TASK ITEM:
Restate the listing that follows word for word, without its pictures.

STUDY MATERIAL:
= = =

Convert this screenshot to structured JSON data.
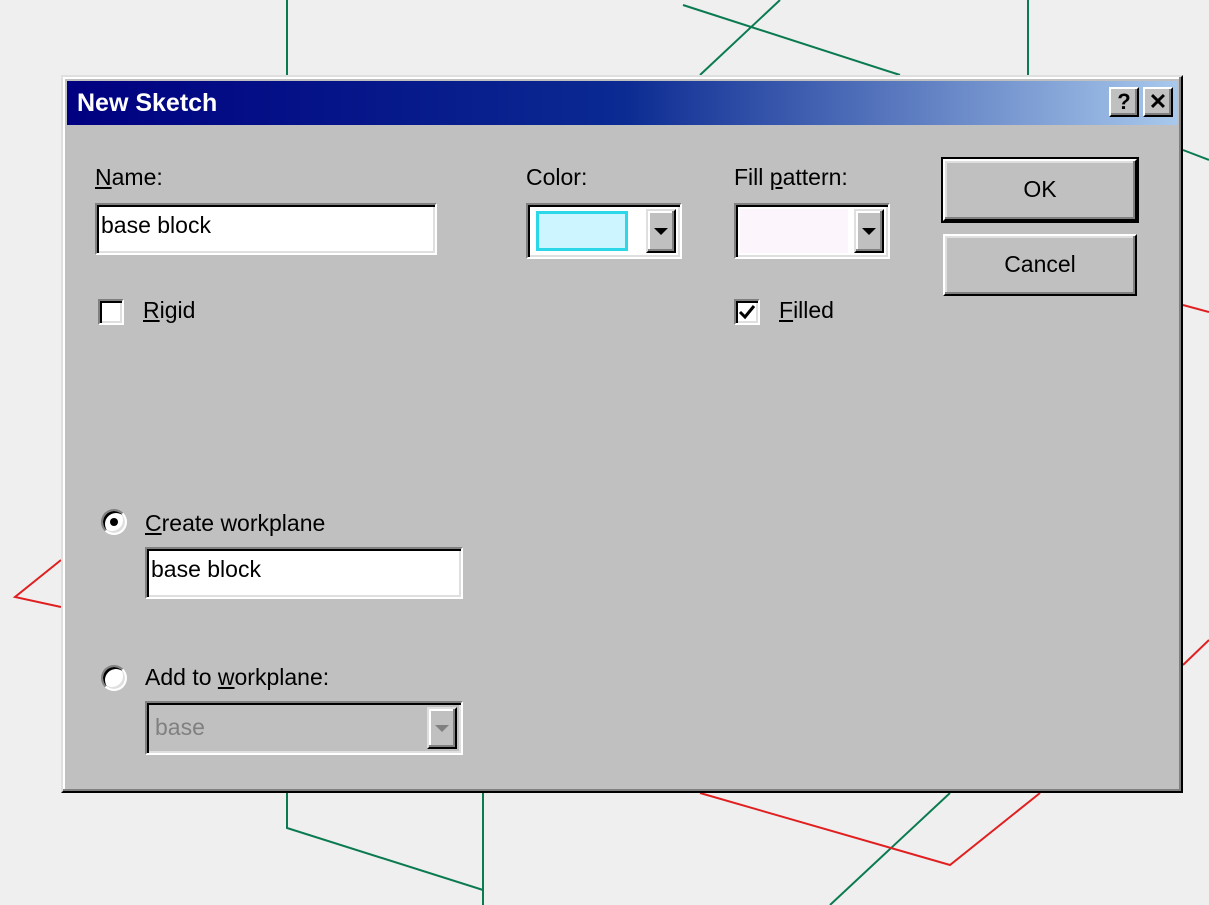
{
  "dialog": {
    "title": "New Sketch",
    "help_button": "?",
    "close_button": "✕"
  },
  "name": {
    "label_mnemonic": "N",
    "label_rest": "ame:",
    "value": "base block"
  },
  "color": {
    "label": "Color:",
    "selected_color": "#ccf5ff"
  },
  "fill_pattern": {
    "label_before": "Fill ",
    "label_mnemonic": "p",
    "label_after": "attern:",
    "selected_color": "#fcf5fc"
  },
  "rigid": {
    "label_mnemonic": "R",
    "label_rest": "igid",
    "checked": false
  },
  "filled": {
    "label_mnemonic": "F",
    "label_rest": "illed",
    "checked": true
  },
  "buttons": {
    "ok": "OK",
    "cancel": "Cancel"
  },
  "create_workplane": {
    "label_mnemonic": "C",
    "label_rest": "reate workplane",
    "selected": true,
    "value": "base block"
  },
  "add_to_workplane": {
    "label_before": "Add to ",
    "label_mnemonic": "w",
    "label_after": "orkplane:",
    "selected": false,
    "value": "base"
  },
  "colors": {
    "accent": "#000080",
    "face": "#c0c0c0",
    "sketch_green": "#0a7a50",
    "sketch_red": "#e02020"
  },
  "icons": {
    "help": "question-mark-icon",
    "close": "close-icon",
    "check": "checkmark-icon",
    "dropdown": "chevron-down-icon"
  }
}
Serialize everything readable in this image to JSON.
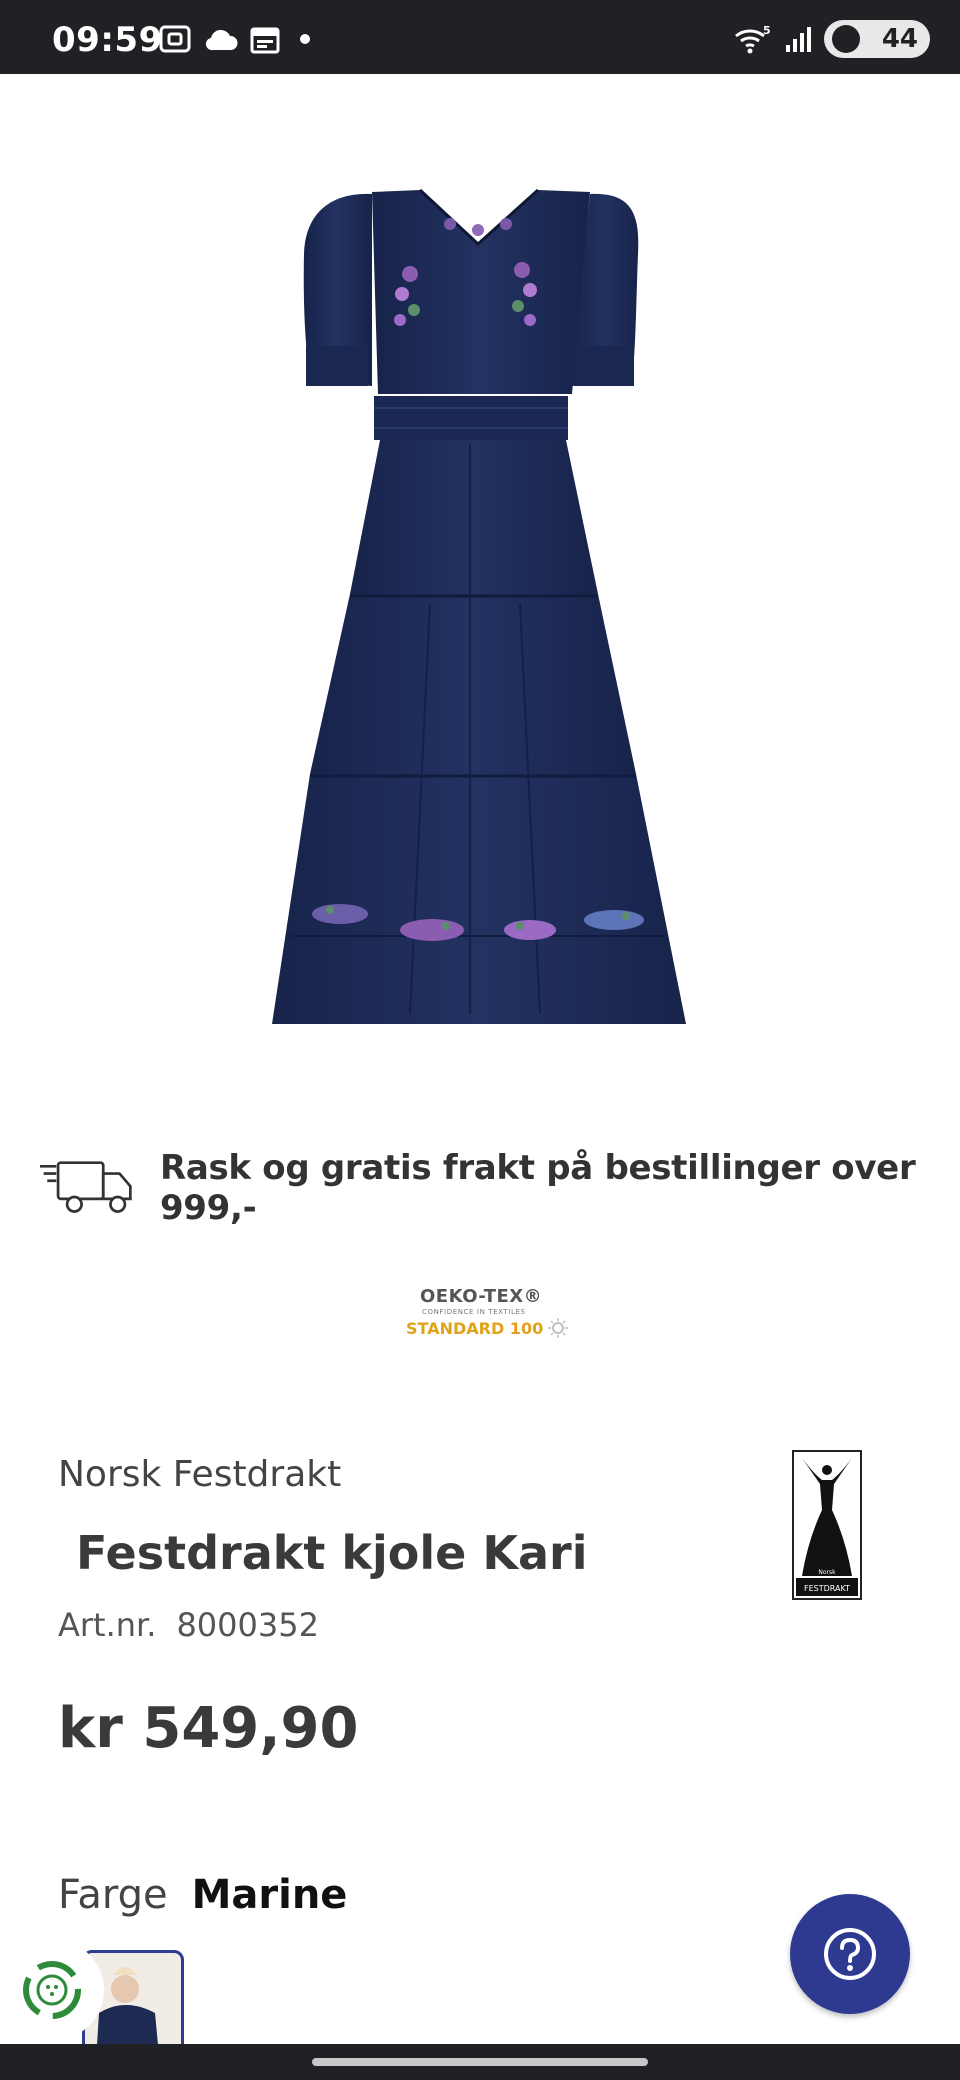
{
  "status_bar": {
    "time": "09:59",
    "battery": "44",
    "signal_icons": [
      "screenshot-icon",
      "cloud-icon",
      "calendar-icon",
      "dot-icon"
    ],
    "right_icons": [
      "wifi-icon",
      "signal-icon",
      "battery-icon"
    ],
    "wifi_label": "5"
  },
  "product": {
    "image_alt": "Navy blue tiered midi dress with embroidered flowers",
    "dress_color": "#1d2a52",
    "shipping_text": "Rask og gratis frakt på bestillinger over 999,-",
    "certification": {
      "line1": "OEKO-TEX®",
      "line2": "CONFIDENCE IN TEXTILES",
      "line3": "STANDARD 100"
    },
    "brand": "Norsk Festdrakt",
    "title": "Festdrakt kjole Kari",
    "art_label": "Art.nr.",
    "art_number": "8000352",
    "price": "kr 549,90",
    "color_label": "Farge",
    "color_value": "Marine",
    "brand_logo_text": "FESTDRAKT",
    "brand_logo_small": "Norsk"
  },
  "colors": {
    "accent": "#2d3a8f",
    "status_bar": "#202124",
    "recycle_green": "#2e8b3a",
    "oeko_gold": "#e0a21a"
  }
}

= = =

PROBLEM SOLUTION:
Convert this screenshot to structured JSON data.
{
  "dialog": {
    "title": "New Sketch",
    "help_button": "?",
    "close_button": "✕"
  },
  "name": {
    "label_mnemonic": "N",
    "label_rest": "ame:",
    "value": "base block"
  },
  "color": {
    "label": "Color:",
    "selected_color": "#ccf5ff"
  },
  "fill_pattern": {
    "label_before": "Fill ",
    "label_mnemonic": "p",
    "label_after": "attern:",
    "selected_color": "#fcf5fc"
  },
  "rigid": {
    "label_mnemonic": "R",
    "label_rest": "igid",
    "checked": false
  },
  "filled": {
    "label_mnemonic": "F",
    "label_rest": "illed",
    "checked": true
  },
  "buttons": {
    "ok": "OK",
    "cancel": "Cancel"
  },
  "create_workplane": {
    "label_mnemonic": "C",
    "label_rest": "reate workplane",
    "selected": true,
    "value": "base block"
  },
  "add_to_workplane": {
    "label_before": "Add to ",
    "label_mnemonic": "w",
    "label_after": "orkplane:",
    "selected": false,
    "value": "base"
  },
  "colors": {
    "accent": "#000080",
    "face": "#c0c0c0",
    "sketch_green": "#0a7a50",
    "sketch_red": "#e02020"
  },
  "icons": {
    "help": "question-mark-icon",
    "close": "close-icon",
    "check": "checkmark-icon",
    "dropdown": "chevron-down-icon"
  }
}
Serialize everything readable in this image to JSON.
{
  "status_bar": {
    "time": "09:59",
    "battery": "44",
    "signal_icons": [
      "screenshot-icon",
      "cloud-icon",
      "calendar-icon",
      "dot-icon"
    ],
    "right_icons": [
      "wifi-icon",
      "signal-icon",
      "battery-icon"
    ],
    "wifi_label": "5"
  },
  "product": {
    "image_alt": "Navy blue tiered midi dress with embroidered flowers",
    "dress_color": "#1d2a52",
    "shipping_text": "Rask og gratis frakt på bestillinger over 999,-",
    "certification": {
      "line1": "OEKO-TEX®",
      "line2": "CONFIDENCE IN TEXTILES",
      "line3": "STANDARD 100"
    },
    "brand": "Norsk Festdrakt",
    "title": "Festdrakt kjole Kari",
    "art_label": "Art.nr.",
    "art_number": "8000352",
    "price": "kr 549,90",
    "color_label": "Farge",
    "color_value": "Marine",
    "brand_logo_text": "FESTDRAKT",
    "brand_logo_small": "Norsk"
  },
  "colors": {
    "accent": "#2d3a8f",
    "status_bar": "#202124",
    "recycle_green": "#2e8b3a",
    "oeko_gold": "#e0a21a"
  }
}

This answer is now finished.